Saturday, January 31, 2009

Banknote from Ukraine

5 Ukraonian hryven'
Issued in 2004
The hryvnia, sometimes hryvnya or (incorrectly) hryvna or hrivna (Ukrainian: гривня, IPA: [ˈɦrɪu̯nʲɑ]; sign: ₴, code: UAH), has been the national currency of Ukraine since September 2, 1996. It replaced the Karbovanets at the rate of 1 hryvnia = 100,000 karbovantsiv. The hryvnia is subdivided into 100 kopiyok.

Banknote from Ukraine

2 hryvni
Issued in 2004

Banknote from Ukraine

1 Ukrainian hryvnia
Issued in 2oo6
Thanks to Anatoliy

Monday, January 19, 2009

Banknote from Croatia

Thanks to Dragan(Croatia)

The dinar was the currency of Croatia between December 23, 1991, and May 30, 1994. The ISO 4217 code was HRD.

The Croatian dinar replaced the 1990 version of Yugoslav dinar at par. It was a transitional currency introduced following Croatia's declaration of independence from Yugoslavia. During its existence the, dinar declined in value by a factor of about 70. The dinar was replaced by the kuna at a rate of 1 kuna = 1000 dinara.
In 1991, notes were introduced in denominations of 1, 5, 10, 25, 100, 500 and 1000 dinara, with 2000, 5000 and 10,000 dinara notes added in 1992 and 50,000 and 100,000 dinara in 1993. The obverse of all banknotes was the same, with a picture of Ragusan scientist Ruđer Bošković. Notes up to 1000 dinara had Zagreb cathedral on reverse. The higher denominations featured the Ivan Meštrović sculpture History of the Croats on the reverse.
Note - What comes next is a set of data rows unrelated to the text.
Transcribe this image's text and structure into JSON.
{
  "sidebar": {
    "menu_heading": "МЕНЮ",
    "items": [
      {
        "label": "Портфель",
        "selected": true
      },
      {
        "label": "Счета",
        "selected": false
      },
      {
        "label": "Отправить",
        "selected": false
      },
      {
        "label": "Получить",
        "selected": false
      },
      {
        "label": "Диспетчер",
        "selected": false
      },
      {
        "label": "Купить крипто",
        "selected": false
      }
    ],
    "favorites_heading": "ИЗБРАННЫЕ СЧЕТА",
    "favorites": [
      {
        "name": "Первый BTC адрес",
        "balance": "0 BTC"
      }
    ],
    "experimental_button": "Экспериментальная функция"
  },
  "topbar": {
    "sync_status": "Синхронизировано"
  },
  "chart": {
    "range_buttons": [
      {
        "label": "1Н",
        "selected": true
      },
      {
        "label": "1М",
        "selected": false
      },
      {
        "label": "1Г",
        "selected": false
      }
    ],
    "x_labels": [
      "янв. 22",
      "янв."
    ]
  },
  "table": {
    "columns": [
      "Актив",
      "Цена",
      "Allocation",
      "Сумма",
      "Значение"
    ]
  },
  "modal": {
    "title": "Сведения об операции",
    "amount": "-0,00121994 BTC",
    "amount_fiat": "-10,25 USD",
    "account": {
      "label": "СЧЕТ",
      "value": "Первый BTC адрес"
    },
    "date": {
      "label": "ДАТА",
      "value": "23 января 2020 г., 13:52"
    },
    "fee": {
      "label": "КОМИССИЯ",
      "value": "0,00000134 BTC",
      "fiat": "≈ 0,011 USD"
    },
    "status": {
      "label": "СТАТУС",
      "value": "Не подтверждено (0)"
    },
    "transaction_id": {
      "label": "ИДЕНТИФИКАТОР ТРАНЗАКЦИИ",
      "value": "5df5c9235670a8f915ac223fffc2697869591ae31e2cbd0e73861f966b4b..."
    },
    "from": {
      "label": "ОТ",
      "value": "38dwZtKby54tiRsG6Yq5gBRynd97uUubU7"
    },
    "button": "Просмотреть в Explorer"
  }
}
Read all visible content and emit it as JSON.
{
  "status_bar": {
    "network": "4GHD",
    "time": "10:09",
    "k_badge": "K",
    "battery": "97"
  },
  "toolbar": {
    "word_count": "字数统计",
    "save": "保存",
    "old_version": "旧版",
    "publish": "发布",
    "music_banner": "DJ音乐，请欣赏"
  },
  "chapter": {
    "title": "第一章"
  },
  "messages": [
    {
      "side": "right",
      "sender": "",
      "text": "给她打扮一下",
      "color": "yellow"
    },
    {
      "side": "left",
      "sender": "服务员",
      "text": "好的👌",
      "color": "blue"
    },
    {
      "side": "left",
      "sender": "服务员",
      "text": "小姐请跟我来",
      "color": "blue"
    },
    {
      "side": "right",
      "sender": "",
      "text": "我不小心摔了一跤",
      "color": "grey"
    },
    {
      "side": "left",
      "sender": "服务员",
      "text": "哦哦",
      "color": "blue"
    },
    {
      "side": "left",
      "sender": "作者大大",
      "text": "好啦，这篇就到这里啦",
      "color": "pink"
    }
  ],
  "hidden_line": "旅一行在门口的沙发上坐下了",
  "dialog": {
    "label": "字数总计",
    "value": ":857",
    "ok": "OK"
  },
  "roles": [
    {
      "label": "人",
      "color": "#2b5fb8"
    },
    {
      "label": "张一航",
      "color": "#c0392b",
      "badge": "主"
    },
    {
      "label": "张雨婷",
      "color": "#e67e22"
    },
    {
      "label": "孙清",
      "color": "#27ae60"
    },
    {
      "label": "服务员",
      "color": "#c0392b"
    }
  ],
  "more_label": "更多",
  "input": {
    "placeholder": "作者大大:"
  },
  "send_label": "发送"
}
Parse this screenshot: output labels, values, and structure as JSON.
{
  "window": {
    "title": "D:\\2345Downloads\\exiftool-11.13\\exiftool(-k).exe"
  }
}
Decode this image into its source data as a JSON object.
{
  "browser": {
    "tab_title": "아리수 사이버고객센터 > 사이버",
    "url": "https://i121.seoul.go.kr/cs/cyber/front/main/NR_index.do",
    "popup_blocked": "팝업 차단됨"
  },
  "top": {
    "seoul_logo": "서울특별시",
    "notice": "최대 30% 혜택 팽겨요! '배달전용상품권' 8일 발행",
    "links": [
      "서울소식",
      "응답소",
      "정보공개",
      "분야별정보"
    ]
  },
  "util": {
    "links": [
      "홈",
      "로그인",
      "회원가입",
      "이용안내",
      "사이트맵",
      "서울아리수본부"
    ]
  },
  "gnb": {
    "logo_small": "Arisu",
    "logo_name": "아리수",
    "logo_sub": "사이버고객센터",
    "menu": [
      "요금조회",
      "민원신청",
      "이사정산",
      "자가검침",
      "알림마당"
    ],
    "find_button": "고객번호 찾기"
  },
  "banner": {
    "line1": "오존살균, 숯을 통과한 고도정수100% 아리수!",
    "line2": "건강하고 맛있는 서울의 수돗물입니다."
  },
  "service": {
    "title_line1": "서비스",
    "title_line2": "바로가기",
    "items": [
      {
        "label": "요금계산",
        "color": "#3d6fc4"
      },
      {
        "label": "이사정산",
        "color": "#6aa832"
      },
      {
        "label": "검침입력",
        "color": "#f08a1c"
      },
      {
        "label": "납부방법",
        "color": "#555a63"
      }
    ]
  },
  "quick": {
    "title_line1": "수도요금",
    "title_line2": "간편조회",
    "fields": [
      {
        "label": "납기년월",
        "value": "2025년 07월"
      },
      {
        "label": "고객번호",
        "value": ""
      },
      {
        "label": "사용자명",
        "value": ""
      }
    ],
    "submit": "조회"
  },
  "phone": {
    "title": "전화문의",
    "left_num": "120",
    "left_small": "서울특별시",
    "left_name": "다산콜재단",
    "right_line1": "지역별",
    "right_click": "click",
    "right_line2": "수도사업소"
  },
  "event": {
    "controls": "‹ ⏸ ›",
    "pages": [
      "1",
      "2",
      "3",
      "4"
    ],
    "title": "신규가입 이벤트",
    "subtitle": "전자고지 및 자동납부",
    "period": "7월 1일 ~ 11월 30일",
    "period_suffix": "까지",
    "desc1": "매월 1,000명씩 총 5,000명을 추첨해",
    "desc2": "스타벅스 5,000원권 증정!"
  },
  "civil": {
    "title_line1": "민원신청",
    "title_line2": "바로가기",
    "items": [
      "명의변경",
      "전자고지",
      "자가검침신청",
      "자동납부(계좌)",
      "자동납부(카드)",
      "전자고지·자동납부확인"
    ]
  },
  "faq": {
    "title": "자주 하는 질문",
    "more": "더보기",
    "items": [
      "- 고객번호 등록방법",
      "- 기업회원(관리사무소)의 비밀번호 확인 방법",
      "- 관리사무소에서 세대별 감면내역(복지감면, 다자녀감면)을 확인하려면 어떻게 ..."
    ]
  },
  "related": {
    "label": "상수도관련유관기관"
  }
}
Banknote from Croatia

Republic of Georgia
1 Lari. Issued in 1993

Belarus Banknote

Republic of Belarus
20 Rubles. Issued in 2000

Tuesday, January 13, 2009

Banknote from Poland

Currency : 50 Zlotych (PLN)
Sender : Kazimierz Roman Leszczynski